Rebounding, or a lack thereof, has been a contributing factor in most of Louisville's nine losses. In fact, the fourth-seeded Cardinals were out-rebounded in seven of their nine losses this season.
Louisville's opening round NCAA Tournament opponent Thursday – Morehead State – features 6-8 power forward Kenneth Faried, a rebounding machine and possible first round NBA Draft selection who ranks as the all-time leading rebounder in NCAA history.
"Our Achilles heel has been rebounding and now we have the best rebounder in the history of the game to go against," Rick Pitino said.
Faried, who averages 17.6 points and 14.5 rebounds, led Morehead State to the OVC tournament title and second NCAA Tournament appearance in the last three seasons. Two years ago, Faried had 14 points and 11 rebounds in a first round NCAA loss to Louisville.
"We played Morehead State two years ago and some of their better players are now seniors," Pitino said. "They're as good a basketball team as there is in the country. They have Big East-type players at certain positions, and they have transfers that are Big East type players. They're a senior team with a lot of experience. They play extremely hard with energy and passion."
"It's not often you go against one of the leading rebounders in the country, but the leading rebounder in the history of the game," added Pitino. "Besides him they have a well-rounded team. Hill is lightning quick and a great shooter. [Sam] Goodman plays as hard as Faried does. Profitt is a great transfer – a typical Notre Dame player. Harper would be an All-Big East player if he was in our league. They've got great talent and great experience. So we've got ourselves one tough ballgame. I watched the Florida game at Florida – and so did our players – and came away extremely impressed."
Louisville likely will try to wear down Donnie Tyndall's squad – a team that rarely goes more than seven deep – with unrelenting defensive pressure in Denver's high altitude. Still, the key for the Cardinals will be blocking out Faried, particularly on the offensive board.
"He's a Dennis Rodman," Pitino said. "He has passion for rebounding. Technique-wise he's a great rebounder. He knows how to get position and he's relentless. He's a great low-post defensive player." Against SEC East champion Florida in November, Faried had 20 points and 18 rebounds in a 61-55 loss. In Morehead State's next game against Ohio State, Faried went for 15 points and 12 rebounds.
"If you guys (media) have a way to keep Faried off the backboard let me know, because [Jared] Sullinger couldn't do it," Pitino said. "He rebounds more than our two centers and power forward combined. It's a difficult assignment."
Thursday contest will be the third meeting between the two programs in the past three years. Louisville beat Morehead twice in 2008-09 on their way to the NCAA Elite Eight. The two programs know each other well, and Tyndall has adopted Louisville's defensive approach.
"One of our assistants [Matt Grady] went up there and they know our system very well," said Pitino. "Their defensive system is as close to ours as any basketball team, it's almost twins because our assistant is there. They'll 2-2-1 press, fall back to a zone the same way…Their offense is a lot different than ours, but their defense is a twin."

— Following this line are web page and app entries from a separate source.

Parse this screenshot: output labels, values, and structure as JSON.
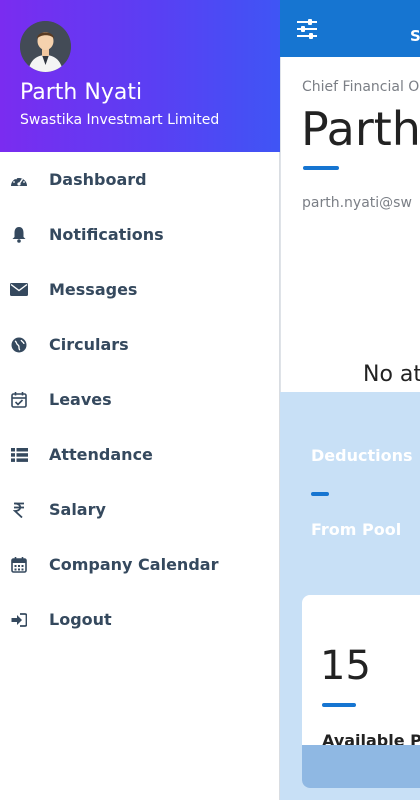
{
  "app": {
    "topbar_title": "S",
    "profile": {
      "designation": "Chief Financial O",
      "big_name": "Parth",
      "email": "parth.nyati@sw",
      "attendance_message": "No at"
    },
    "deductions": {
      "title": "Deductions",
      "from_pool": "From Pool"
    },
    "leave_card": {
      "count": "15",
      "label": "Available P"
    }
  },
  "drawer": {
    "user_name": "Parth Nyati",
    "company": "Swastika Investmart Limited",
    "items": [
      {
        "label": "Dashboard",
        "icon": "dashboard-icon"
      },
      {
        "label": "Notifications",
        "icon": "bell-icon"
      },
      {
        "label": "Messages",
        "icon": "envelope-icon"
      },
      {
        "label": "Circulars",
        "icon": "globe-icon"
      },
      {
        "label": "Leaves",
        "icon": "calendar-check-icon"
      },
      {
        "label": "Attendance",
        "icon": "list-icon"
      },
      {
        "label": "Salary",
        "icon": "rupee-icon"
      },
      {
        "label": "Company Calendar",
        "icon": "calendar-icon"
      },
      {
        "label": "Logout",
        "icon": "logout-icon"
      }
    ]
  },
  "colors": {
    "primary": "#1675d1",
    "header_gradient_start": "#7a2cf0",
    "header_gradient_end": "#3f55f5",
    "menu_text": "#35495e"
  }
}
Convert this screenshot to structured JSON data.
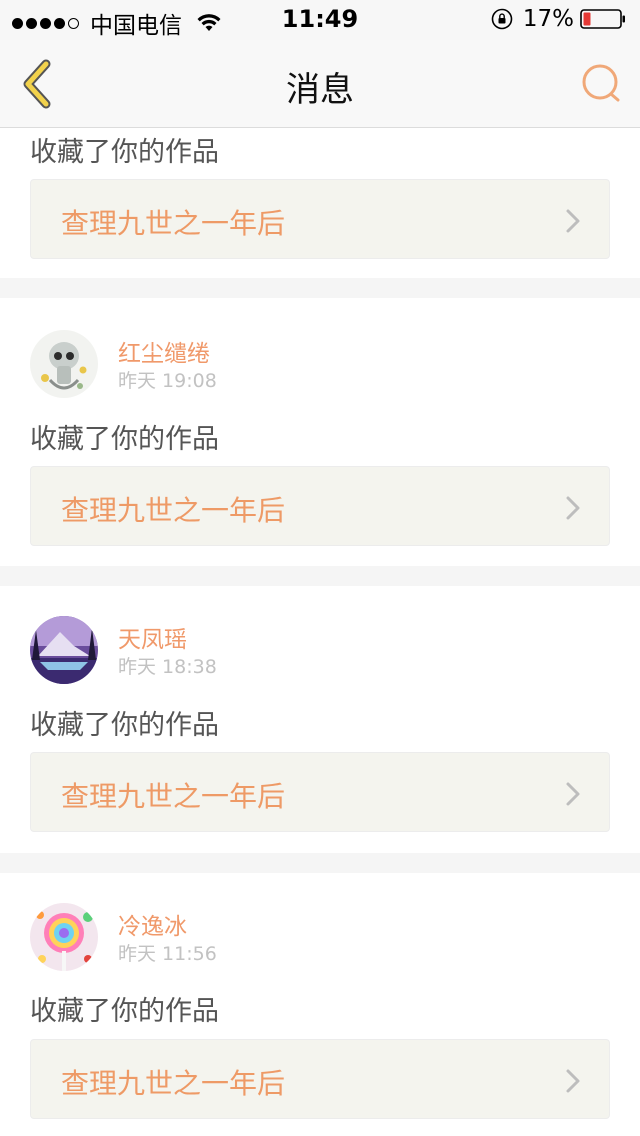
{
  "status_bar": {
    "carrier": "中国电信",
    "time": "11:49",
    "battery": "17%"
  },
  "nav": {
    "title": "消息",
    "back_icon": "chevron-left-icon",
    "search_icon": "search-icon"
  },
  "colors": {
    "accent": "#f0996a",
    "back_arrow": "#f2c94c",
    "link_bg": "#f4f4ee",
    "battery_low": "#e53935"
  },
  "messages": [
    {
      "user": "",
      "time": "",
      "action": "收藏了你的作品",
      "work_title": "查理九世之一年后"
    },
    {
      "user": "红尘缱绻",
      "time": "昨天 19:08",
      "action": "收藏了你的作品",
      "work_title": "查理九世之一年后"
    },
    {
      "user": "天凤瑶",
      "time": "昨天 18:38",
      "action": "收藏了你的作品",
      "work_title": "查理九世之一年后"
    },
    {
      "user": "冷逸冰",
      "time": "昨天 11:56",
      "action": "收藏了你的作品",
      "work_title": "查理九世之一年后"
    }
  ]
}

Louisville will travel to Denver on Tuesday. Though Pitino admits Denver's high altitude will be a factor Thursday for his team, he's more worried about Faried and Morehead State.
"It does affect athletes, but it's the same for every team," Pitino said. "You worry about the opponent you're playing. You've got one of the hardest working teams in the country that we're facing with maybe the highest draft choice we will face this year. You worry about the team you're playing, not the seeds or where you're playing."
On the injury front, Pitino said that Peyton Siva, who sprained an ankle in Saturday's Big East title game against UConn, didn't practice Monday, but will be "okay by game time." Pitino also said that Preston Knowles, who injured his hand against UConn, is okay.
"We've got to be careful in the way we prepare and we will be," Pitino said.